[Items from an interface collection]

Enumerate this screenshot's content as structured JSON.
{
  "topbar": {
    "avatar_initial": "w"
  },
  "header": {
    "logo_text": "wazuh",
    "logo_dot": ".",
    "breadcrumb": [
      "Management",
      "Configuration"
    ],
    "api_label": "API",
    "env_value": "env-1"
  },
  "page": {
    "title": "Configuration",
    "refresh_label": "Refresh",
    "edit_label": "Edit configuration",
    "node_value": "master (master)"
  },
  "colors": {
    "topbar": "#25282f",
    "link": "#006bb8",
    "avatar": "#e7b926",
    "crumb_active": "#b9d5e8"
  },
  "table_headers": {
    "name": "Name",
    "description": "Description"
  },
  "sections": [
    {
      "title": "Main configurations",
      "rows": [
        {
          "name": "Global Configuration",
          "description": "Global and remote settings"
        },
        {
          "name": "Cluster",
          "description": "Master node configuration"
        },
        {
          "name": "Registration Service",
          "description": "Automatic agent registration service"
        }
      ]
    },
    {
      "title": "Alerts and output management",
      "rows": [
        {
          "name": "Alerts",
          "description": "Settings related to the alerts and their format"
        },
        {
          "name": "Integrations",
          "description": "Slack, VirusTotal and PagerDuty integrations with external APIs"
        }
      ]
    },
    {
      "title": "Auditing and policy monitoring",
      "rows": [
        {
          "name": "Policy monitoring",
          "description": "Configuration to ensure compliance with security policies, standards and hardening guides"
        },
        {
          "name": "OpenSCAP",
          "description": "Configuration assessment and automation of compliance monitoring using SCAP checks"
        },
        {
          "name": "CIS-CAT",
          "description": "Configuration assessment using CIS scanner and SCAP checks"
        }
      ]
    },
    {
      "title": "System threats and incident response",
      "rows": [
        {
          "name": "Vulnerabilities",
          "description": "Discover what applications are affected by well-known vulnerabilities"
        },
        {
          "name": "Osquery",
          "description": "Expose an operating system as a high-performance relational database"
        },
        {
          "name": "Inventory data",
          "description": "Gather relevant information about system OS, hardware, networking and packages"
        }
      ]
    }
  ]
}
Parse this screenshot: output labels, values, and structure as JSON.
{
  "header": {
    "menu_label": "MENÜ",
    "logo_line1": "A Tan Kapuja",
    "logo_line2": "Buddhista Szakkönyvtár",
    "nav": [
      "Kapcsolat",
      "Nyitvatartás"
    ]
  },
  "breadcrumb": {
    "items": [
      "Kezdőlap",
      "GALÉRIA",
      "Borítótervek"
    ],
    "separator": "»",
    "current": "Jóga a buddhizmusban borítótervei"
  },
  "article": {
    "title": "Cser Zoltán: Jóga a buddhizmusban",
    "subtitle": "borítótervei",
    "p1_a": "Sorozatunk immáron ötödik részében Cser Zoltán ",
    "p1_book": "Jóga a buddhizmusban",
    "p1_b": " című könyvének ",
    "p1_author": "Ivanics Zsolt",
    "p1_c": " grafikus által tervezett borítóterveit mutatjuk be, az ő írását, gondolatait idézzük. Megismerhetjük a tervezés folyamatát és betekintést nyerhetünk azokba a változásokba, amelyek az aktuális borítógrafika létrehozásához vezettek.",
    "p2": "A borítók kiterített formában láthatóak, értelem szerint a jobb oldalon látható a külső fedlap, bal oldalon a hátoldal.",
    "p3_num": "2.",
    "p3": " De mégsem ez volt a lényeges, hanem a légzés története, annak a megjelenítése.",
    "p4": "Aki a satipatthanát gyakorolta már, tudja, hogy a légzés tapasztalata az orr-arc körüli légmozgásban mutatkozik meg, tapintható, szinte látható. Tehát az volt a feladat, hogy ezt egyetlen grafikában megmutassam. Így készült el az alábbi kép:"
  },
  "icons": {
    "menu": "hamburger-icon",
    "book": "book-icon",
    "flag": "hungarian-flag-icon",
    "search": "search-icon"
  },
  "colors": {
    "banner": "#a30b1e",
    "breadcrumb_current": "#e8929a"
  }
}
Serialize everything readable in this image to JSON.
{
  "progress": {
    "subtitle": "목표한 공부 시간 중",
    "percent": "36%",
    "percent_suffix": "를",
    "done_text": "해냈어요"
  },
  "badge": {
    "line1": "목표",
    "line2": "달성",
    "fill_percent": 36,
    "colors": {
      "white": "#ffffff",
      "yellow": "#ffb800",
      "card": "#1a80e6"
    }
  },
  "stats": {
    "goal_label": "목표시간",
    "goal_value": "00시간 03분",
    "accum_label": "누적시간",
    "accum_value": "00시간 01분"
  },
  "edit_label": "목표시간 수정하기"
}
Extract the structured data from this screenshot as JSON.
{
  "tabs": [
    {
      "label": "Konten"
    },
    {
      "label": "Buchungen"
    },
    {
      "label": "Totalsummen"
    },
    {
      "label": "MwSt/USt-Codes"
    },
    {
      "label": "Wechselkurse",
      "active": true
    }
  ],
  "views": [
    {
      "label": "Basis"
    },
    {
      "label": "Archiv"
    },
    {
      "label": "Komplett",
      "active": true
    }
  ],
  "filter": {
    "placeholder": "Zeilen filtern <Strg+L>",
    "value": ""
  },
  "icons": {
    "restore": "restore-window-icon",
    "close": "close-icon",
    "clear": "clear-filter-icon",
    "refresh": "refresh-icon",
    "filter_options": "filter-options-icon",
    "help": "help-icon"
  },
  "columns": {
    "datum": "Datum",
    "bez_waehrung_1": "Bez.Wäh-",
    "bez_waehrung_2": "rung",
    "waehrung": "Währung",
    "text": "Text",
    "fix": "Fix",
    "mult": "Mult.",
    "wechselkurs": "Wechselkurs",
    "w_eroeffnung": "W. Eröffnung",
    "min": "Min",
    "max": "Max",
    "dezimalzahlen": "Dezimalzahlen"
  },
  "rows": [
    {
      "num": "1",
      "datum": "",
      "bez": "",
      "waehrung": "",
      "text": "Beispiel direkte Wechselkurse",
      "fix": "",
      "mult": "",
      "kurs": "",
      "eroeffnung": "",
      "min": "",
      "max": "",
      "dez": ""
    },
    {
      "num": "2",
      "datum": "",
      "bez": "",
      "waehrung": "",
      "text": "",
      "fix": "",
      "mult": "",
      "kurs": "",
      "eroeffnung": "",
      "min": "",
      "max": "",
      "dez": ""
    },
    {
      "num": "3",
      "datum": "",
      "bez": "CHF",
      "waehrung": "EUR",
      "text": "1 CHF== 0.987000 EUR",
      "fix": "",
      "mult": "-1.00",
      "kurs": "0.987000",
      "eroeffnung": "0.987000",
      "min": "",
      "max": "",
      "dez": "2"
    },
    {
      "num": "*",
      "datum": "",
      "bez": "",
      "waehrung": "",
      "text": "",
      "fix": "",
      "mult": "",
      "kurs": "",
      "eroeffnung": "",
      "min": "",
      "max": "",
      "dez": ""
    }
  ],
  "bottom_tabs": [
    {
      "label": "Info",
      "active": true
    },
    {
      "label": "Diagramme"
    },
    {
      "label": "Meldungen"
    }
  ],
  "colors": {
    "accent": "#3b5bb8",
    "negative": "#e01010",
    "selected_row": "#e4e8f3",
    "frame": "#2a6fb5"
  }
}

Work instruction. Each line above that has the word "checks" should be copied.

Exercise result.
          "description": "Configuration assessment and automation of compliance monitoring using SCAP checks"
          "description": "Configuration assessment using CIS scanner and SCAP checks"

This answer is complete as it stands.